# DATA FOR REVIEW
*** Begin section ***
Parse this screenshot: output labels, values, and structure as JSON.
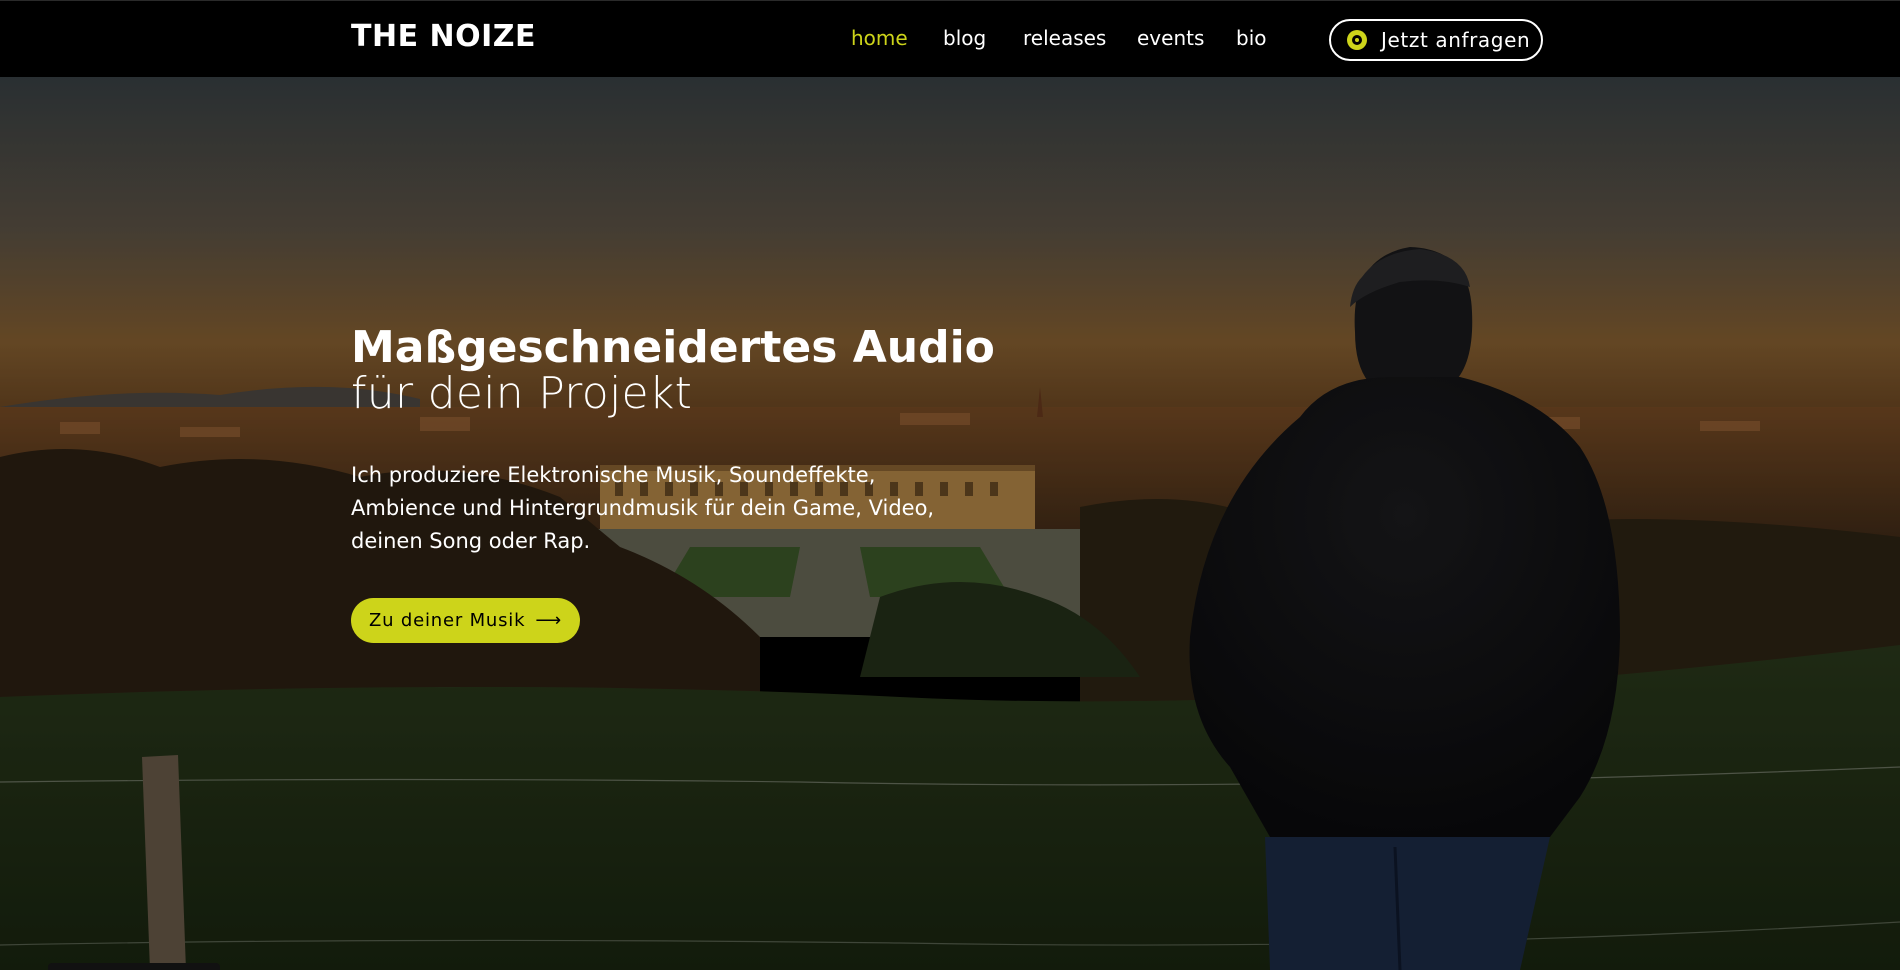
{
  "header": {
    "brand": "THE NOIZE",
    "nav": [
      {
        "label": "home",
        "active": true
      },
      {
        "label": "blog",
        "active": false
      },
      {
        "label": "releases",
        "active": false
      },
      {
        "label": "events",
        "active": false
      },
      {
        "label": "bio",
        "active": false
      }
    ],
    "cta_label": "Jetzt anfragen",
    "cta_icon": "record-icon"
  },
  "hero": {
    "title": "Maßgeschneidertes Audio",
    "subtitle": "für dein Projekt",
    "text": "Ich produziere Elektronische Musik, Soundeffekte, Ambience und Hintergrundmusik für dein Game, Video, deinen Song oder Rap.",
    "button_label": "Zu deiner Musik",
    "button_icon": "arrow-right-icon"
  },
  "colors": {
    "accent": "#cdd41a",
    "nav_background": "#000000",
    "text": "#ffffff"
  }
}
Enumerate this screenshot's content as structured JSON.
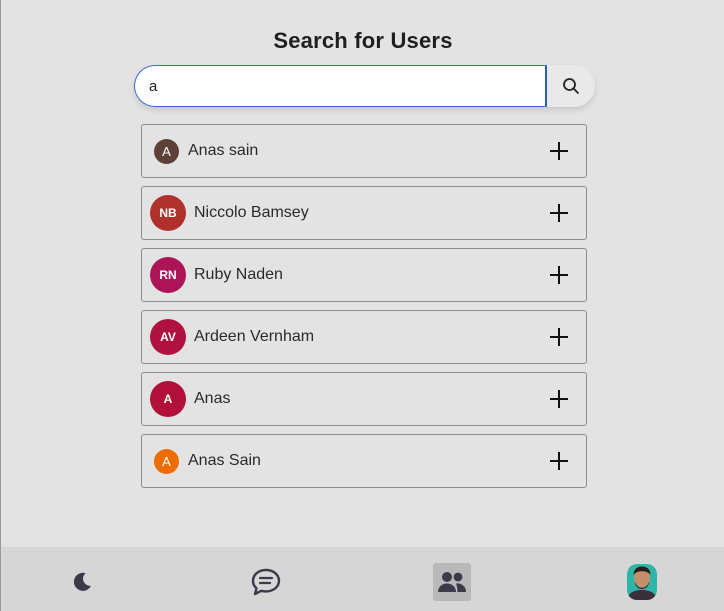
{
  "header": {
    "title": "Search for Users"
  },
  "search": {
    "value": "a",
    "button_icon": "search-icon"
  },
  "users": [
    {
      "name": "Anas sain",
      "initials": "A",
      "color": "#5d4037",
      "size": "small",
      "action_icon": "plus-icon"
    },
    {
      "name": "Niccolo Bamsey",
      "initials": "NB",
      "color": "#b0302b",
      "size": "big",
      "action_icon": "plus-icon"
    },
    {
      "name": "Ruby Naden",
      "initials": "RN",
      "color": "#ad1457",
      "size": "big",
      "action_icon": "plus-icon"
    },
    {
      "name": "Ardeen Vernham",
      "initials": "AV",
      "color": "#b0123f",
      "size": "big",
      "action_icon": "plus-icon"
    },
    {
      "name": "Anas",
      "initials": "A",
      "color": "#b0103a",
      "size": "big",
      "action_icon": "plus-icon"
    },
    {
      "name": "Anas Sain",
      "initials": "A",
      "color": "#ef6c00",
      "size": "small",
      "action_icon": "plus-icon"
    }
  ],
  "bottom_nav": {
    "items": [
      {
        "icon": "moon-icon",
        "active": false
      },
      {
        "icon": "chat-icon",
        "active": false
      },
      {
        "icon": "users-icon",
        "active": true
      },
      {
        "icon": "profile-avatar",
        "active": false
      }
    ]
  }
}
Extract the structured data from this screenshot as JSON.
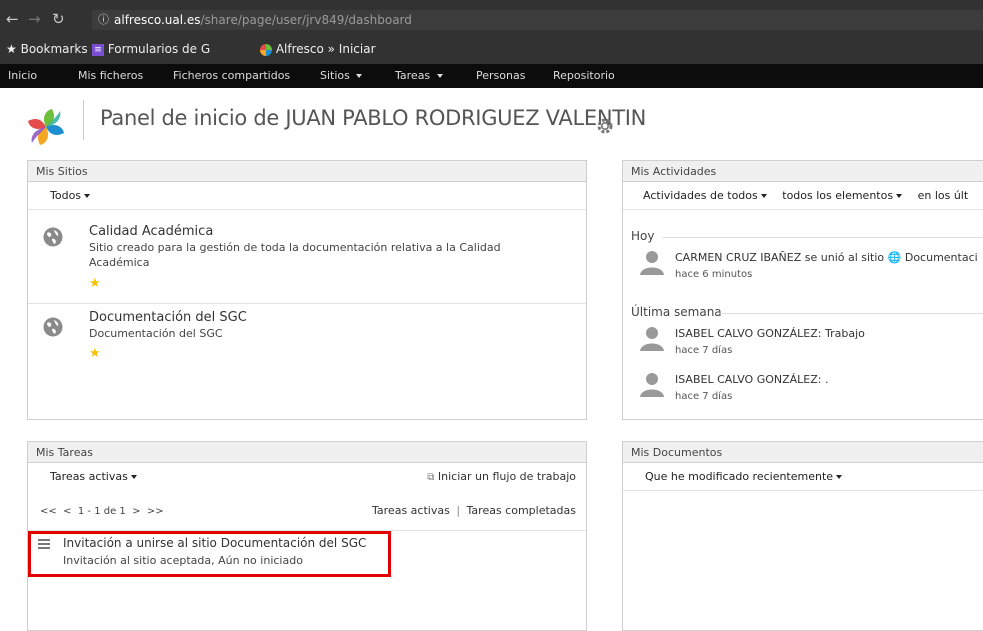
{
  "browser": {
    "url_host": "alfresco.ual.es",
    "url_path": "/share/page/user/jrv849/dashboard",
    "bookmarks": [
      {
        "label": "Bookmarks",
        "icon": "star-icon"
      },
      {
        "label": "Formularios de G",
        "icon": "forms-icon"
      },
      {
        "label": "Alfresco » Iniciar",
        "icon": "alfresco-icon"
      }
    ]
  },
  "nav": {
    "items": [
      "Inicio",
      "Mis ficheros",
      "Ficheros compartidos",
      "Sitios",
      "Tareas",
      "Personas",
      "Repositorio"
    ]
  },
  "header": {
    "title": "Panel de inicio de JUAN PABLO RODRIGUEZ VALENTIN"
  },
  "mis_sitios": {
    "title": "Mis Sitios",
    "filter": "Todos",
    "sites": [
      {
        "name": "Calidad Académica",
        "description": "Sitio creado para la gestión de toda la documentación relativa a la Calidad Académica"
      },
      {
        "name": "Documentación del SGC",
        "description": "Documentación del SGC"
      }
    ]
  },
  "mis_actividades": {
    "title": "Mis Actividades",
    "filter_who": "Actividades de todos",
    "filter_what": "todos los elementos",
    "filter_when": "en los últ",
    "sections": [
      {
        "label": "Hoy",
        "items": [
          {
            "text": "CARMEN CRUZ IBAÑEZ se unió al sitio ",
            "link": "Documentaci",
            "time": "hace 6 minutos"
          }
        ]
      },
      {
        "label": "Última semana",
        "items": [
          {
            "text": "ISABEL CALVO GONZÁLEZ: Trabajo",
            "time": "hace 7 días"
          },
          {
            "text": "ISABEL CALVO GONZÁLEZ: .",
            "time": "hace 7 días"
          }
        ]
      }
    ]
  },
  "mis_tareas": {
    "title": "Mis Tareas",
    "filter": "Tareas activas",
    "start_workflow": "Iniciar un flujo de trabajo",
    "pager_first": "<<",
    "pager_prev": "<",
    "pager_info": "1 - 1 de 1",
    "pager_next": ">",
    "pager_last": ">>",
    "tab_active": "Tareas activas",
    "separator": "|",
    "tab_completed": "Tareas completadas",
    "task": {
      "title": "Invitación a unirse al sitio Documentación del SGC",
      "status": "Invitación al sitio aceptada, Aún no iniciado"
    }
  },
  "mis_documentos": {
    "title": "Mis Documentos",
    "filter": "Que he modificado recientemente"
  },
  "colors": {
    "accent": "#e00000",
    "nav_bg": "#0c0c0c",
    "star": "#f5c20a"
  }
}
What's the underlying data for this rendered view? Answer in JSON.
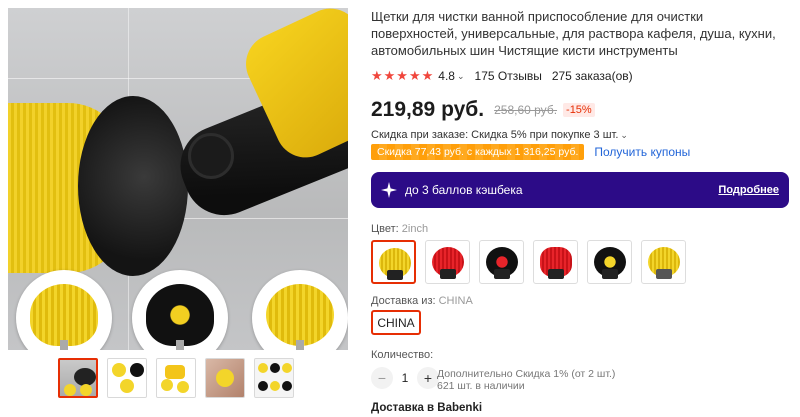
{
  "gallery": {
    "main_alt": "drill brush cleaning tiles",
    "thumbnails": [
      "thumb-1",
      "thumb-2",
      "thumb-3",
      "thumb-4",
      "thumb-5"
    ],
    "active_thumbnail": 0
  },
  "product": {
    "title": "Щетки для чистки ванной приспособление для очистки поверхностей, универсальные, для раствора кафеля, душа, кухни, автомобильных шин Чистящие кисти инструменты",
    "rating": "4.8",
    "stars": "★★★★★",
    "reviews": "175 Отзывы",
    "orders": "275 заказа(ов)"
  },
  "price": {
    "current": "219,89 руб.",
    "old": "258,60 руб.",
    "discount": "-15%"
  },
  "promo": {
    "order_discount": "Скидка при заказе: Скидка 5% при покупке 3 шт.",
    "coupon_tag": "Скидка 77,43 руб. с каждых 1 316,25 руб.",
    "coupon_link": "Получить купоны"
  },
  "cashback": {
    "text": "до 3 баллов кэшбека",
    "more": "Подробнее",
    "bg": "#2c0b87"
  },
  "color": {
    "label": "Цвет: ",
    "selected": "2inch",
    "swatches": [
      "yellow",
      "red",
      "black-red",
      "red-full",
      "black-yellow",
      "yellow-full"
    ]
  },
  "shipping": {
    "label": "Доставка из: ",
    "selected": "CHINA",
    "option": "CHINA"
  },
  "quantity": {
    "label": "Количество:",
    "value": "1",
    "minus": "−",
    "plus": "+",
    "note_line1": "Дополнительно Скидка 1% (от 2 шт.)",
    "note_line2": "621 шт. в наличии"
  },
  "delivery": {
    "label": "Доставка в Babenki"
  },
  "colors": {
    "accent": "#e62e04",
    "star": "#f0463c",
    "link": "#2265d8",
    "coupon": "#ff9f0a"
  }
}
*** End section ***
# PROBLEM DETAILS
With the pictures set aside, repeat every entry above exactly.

# RESPONSE
Parse this screenshot: output labels, values, and structure as JSON.
{
  "header": {
    "brand": "THE NOIZE",
    "nav": [
      {
        "label": "home",
        "active": true
      },
      {
        "label": "blog",
        "active": false
      },
      {
        "label": "releases",
        "active": false
      },
      {
        "label": "events",
        "active": false
      },
      {
        "label": "bio",
        "active": false
      }
    ],
    "cta_label": "Jetzt anfragen",
    "cta_icon": "record-icon"
  },
  "hero": {
    "title": "Maßgeschneidertes Audio",
    "subtitle": "für dein Projekt",
    "text": "Ich produziere Elektronische Musik, Soundeffekte, Ambience und Hintergrundmusik für dein Game, Video, deinen Song oder Rap.",
    "button_label": "Zu deiner Musik",
    "button_icon": "arrow-right-icon"
  },
  "colors": {
    "accent": "#cdd41a",
    "nav_background": "#000000",
    "text": "#ffffff"
  }
}
Enumerate this screenshot's content as structured JSON.
{
  "header": {
    "title": "Search for Users"
  },
  "search": {
    "value": "a",
    "button_icon": "search-icon"
  },
  "users": [
    {
      "name": "Anas sain",
      "initials": "A",
      "color": "#5d4037",
      "size": "small",
      "action_icon": "plus-icon"
    },
    {
      "name": "Niccolo Bamsey",
      "initials": "NB",
      "color": "#b0302b",
      "size": "big",
      "action_icon": "plus-icon"
    },
    {
      "name": "Ruby Naden",
      "initials": "RN",
      "color": "#ad1457",
      "size": "big",
      "action_icon": "plus-icon"
    },
    {
      "name": "Ardeen Vernham",
      "initials": "AV",
      "color": "#b0123f",
      "size": "big",
      "action_icon": "plus-icon"
    },
    {
      "name": "Anas",
      "initials": "A",
      "color": "#b0103a",
      "size": "big",
      "action_icon": "plus-icon"
    },
    {
      "name": "Anas Sain",
      "initials": "A",
      "color": "#ef6c00",
      "size": "small",
      "action_icon": "plus-icon"
    }
  ],
  "bottom_nav": {
    "items": [
      {
        "icon": "moon-icon",
        "active": false
      },
      {
        "icon": "chat-icon",
        "active": false
      },
      {
        "icon": "users-icon",
        "active": true
      },
      {
        "icon": "profile-avatar",
        "active": false
      }
    ]
  }
}
Extract the structured data from this screenshot as JSON.
{
  "browser": {
    "url_host": "alfresco.ual.es",
    "url_path": "/share/page/user/jrv849/dashboard",
    "bookmarks": [
      {
        "label": "Bookmarks",
        "icon": "star-icon"
      },
      {
        "label": "Formularios de G",
        "icon": "forms-icon"
      },
      {
        "label": "Alfresco » Iniciar",
        "icon": "alfresco-icon"
      }
    ]
  },
  "nav": {
    "items": [
      "Inicio",
      "Mis ficheros",
      "Ficheros compartidos",
      "Sitios",
      "Tareas",
      "Personas",
      "Repositorio"
    ]
  },
  "header": {
    "title": "Panel de inicio de JUAN PABLO RODRIGUEZ VALENTIN"
  },
  "mis_sitios": {
    "title": "Mis Sitios",
    "filter": "Todos",
    "sites": [
      {
        "name": "Calidad Académica",
        "description": "Sitio creado para la gestión de toda la documentación relativa a la Calidad Académica"
      },
      {
        "name": "Documentación del SGC",
        "description": "Documentación del SGC"
      }
    ]
  },
  "mis_actividades": {
    "title": "Mis Actividades",
    "filter_who": "Actividades de todos",
    "filter_what": "todos los elementos",
    "filter_when": "en los últ",
    "sections": [
      {
        "label": "Hoy",
        "items": [
          {
            "text": "CARMEN CRUZ IBAÑEZ se unió al sitio ",
            "link": "Documentaci",
            "time": "hace 6 minutos"
          }
        ]
      },
      {
        "label": "Última semana",
        "items": [
          {
            "text": "ISABEL CALVO GONZÁLEZ: Trabajo",
            "time": "hace 7 días"
          },
          {
            "text": "ISABEL CALVO GONZÁLEZ: .",
            "time": "hace 7 días"
          }
        ]
      }
    ]
  },
  "mis_tareas": {
    "title": "Mis Tareas",
    "filter": "Tareas activas",
    "start_workflow": "Iniciar un flujo de trabajo",
    "pager_first": "<<",
    "pager_prev": "<",
    "pager_info": "1 - 1 de 1",
    "pager_next": ">",
    "pager_last": ">>",
    "tab_active": "Tareas activas",
    "separator": "|",
    "tab_completed": "Tareas completadas",
    "task": {
      "title": "Invitación a unirse al sitio Documentación del SGC",
      "status": "Invitación al sitio aceptada, Aún no iniciado"
    }
  },
  "mis_documentos": {
    "title": "Mis Documentos",
    "filter": "Que he modificado recientemente"
  },
  "colors": {
    "accent": "#e00000",
    "nav_bg": "#0c0c0c",
    "star": "#f5c20a"
  }
}
What's the underlying data for this rendered view? Answer in JSON.
{
  "gallery": {
    "main_alt": "drill brush cleaning tiles",
    "thumbnails": [
      "thumb-1",
      "thumb-2",
      "thumb-3",
      "thumb-4",
      "thumb-5"
    ],
    "active_thumbnail": 0
  },
  "product": {
    "title": "Щетки для чистки ванной приспособление для очистки поверхностей, универсальные, для раствора кафеля, душа, кухни, автомобильных шин Чистящие кисти инструменты",
    "rating": "4.8",
    "stars": "★★★★★",
    "reviews": "175 Отзывы",
    "orders": "275 заказа(ов)"
  },
  "price": {
    "current": "219,89 руб.",
    "old": "258,60 руб.",
    "discount": "-15%"
  },
  "promo": {
    "order_discount": "Скидка при заказе: Скидка 5% при покупке 3 шт.",
    "coupon_tag": "Скидка 77,43 руб. с каждых 1 316,25 руб.",
    "coupon_link": "Получить купоны"
  },
  "cashback": {
    "text": "до 3 баллов кэшбека",
    "more": "Подробнее",
    "bg": "#2c0b87"
  },
  "color": {
    "label": "Цвет: ",
    "selected": "2inch",
    "swatches": [
      "yellow",
      "red",
      "black-red",
      "red-full",
      "black-yellow",
      "yellow-full"
    ]
  },
  "shipping": {
    "label": "Доставка из: ",
    "selected": "CHINA",
    "option": "CHINA"
  },
  "quantity": {
    "label": "Количество:",
    "value": "1",
    "minus": "−",
    "plus": "+",
    "note_line1": "Дополнительно Скидка 1% (от 2 шт.)",
    "note_line2": "621 шт. в наличии"
  },
  "delivery": {
    "label": "Доставка в Babenki"
  },
  "colors": {
    "accent": "#e62e04",
    "star": "#f0463c",
    "link": "#2265d8",
    "coupon": "#ff9f0a"
  }
}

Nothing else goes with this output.